● Exercise: Read through the lines below and copy the ones holding the string "Remote".

● Study material:
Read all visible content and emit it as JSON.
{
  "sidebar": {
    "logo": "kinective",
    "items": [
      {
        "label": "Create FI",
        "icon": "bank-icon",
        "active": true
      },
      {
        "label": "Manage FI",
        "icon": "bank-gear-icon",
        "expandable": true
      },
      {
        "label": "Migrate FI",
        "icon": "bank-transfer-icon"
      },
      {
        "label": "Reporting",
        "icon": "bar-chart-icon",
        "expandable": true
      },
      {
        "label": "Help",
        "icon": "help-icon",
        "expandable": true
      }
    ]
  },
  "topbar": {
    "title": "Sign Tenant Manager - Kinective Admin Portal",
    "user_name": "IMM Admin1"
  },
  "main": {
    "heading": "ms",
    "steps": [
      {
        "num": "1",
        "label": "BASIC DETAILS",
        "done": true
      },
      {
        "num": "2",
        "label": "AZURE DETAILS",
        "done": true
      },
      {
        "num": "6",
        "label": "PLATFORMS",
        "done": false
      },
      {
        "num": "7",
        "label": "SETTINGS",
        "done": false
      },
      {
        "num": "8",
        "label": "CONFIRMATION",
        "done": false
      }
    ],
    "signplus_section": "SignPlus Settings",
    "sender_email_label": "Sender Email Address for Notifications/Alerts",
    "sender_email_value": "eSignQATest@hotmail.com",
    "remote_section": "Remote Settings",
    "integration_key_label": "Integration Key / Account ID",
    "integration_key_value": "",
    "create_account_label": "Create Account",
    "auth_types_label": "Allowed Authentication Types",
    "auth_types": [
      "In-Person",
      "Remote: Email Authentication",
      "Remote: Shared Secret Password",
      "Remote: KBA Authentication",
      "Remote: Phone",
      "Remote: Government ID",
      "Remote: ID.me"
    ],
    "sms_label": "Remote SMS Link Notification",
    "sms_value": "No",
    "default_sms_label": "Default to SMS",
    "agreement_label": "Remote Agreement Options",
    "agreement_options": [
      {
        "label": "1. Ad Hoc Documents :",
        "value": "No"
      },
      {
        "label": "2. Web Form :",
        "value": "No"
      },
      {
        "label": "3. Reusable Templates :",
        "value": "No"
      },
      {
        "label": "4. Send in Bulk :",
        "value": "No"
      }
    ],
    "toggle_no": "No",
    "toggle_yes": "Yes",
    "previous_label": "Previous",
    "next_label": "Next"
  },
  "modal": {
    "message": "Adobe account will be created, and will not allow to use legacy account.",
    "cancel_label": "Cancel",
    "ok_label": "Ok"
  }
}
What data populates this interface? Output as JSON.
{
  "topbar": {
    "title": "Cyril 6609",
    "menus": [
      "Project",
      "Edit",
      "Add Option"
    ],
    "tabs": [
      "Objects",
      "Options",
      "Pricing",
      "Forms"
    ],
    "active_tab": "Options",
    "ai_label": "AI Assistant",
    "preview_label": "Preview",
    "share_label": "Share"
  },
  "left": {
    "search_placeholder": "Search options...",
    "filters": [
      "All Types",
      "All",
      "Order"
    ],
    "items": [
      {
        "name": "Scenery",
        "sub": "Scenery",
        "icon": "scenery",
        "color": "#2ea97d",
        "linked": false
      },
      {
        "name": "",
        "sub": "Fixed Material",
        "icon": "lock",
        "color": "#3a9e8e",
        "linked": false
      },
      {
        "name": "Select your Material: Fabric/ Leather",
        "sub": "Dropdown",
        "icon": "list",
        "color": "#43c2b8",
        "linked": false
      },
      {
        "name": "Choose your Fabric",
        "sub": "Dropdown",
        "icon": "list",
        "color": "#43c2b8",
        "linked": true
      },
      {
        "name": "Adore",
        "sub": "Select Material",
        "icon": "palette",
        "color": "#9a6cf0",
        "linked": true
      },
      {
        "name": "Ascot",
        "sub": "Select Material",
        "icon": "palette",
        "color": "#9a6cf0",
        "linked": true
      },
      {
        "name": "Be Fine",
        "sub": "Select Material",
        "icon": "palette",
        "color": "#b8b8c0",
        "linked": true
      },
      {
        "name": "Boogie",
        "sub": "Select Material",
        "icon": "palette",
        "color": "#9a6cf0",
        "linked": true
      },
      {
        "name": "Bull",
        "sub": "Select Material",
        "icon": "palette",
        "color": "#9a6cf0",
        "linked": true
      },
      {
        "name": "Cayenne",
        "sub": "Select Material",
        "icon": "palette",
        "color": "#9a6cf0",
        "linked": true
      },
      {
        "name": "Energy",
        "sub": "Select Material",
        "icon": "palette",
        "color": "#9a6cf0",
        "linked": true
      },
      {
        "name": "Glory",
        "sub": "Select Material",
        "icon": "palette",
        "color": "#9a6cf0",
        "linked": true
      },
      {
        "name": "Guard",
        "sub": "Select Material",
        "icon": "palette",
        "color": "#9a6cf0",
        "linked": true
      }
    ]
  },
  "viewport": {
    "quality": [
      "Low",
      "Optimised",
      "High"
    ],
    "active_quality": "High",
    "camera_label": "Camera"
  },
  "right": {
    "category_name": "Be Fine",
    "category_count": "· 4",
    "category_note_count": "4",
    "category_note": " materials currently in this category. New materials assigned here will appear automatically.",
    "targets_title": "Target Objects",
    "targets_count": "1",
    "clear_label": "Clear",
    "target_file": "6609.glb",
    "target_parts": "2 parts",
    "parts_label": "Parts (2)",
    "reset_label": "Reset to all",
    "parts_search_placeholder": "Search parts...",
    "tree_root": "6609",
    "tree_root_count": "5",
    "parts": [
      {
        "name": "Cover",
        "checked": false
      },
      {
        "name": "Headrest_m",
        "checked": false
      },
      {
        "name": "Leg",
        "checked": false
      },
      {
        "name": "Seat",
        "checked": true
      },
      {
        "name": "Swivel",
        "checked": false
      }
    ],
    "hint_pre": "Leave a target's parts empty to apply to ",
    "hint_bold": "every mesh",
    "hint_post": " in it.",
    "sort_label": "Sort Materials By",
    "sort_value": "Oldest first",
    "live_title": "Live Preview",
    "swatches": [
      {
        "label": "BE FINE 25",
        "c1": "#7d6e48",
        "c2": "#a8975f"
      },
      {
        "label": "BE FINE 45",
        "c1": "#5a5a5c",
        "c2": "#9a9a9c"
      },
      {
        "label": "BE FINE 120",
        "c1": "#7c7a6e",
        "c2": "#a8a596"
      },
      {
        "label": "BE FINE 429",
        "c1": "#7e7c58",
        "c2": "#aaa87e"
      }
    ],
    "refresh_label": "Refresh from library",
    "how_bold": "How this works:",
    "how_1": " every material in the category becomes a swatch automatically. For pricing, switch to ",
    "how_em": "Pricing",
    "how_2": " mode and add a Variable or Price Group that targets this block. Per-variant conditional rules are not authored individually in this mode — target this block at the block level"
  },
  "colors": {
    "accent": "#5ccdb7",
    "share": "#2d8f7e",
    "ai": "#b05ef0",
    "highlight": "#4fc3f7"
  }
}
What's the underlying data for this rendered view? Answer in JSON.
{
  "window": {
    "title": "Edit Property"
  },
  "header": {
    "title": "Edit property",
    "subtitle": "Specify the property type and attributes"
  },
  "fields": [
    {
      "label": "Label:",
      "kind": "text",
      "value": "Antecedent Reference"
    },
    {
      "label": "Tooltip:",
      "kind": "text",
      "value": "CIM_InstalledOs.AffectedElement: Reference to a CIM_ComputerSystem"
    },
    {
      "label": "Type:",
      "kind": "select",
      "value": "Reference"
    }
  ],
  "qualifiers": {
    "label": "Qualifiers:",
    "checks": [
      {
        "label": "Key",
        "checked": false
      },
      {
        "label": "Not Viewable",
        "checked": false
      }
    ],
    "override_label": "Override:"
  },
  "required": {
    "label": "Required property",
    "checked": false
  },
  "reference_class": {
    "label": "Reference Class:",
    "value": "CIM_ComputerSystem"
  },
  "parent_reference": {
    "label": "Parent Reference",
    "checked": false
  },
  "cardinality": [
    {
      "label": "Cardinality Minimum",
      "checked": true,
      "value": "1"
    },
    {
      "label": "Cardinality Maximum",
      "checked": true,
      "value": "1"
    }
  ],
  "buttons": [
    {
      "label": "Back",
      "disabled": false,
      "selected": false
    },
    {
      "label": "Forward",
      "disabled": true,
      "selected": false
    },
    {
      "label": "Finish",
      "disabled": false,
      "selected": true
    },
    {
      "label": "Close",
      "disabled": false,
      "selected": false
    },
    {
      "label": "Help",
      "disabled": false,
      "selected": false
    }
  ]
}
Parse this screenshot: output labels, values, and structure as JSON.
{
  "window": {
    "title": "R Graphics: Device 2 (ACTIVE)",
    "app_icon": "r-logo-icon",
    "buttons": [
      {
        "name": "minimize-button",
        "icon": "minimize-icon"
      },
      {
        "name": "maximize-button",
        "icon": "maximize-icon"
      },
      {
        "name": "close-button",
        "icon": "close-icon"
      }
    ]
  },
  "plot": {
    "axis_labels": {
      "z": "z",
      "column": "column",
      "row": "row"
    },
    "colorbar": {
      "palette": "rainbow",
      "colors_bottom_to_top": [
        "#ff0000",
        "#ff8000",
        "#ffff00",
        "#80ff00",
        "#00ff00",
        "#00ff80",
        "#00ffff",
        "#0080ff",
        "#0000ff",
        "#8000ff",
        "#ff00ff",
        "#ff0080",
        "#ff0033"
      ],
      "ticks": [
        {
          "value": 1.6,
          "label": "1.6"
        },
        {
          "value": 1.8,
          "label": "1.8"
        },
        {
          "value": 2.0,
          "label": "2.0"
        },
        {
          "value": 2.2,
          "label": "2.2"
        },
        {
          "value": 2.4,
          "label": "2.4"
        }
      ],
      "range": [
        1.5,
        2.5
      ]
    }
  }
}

● Output for this exercise:
    "remote_section": "Remote Settings",
      "Remote: Email Authentication",
      "Remote: Shared Secret Password",
      "Remote: KBA Authentication",
      "Remote: Phone",
      "Remote: Government ID",
      "Remote: ID.me"
    "sms_label": "Remote SMS Link Notification",
    "agreement_label": "Remote Agreement Options",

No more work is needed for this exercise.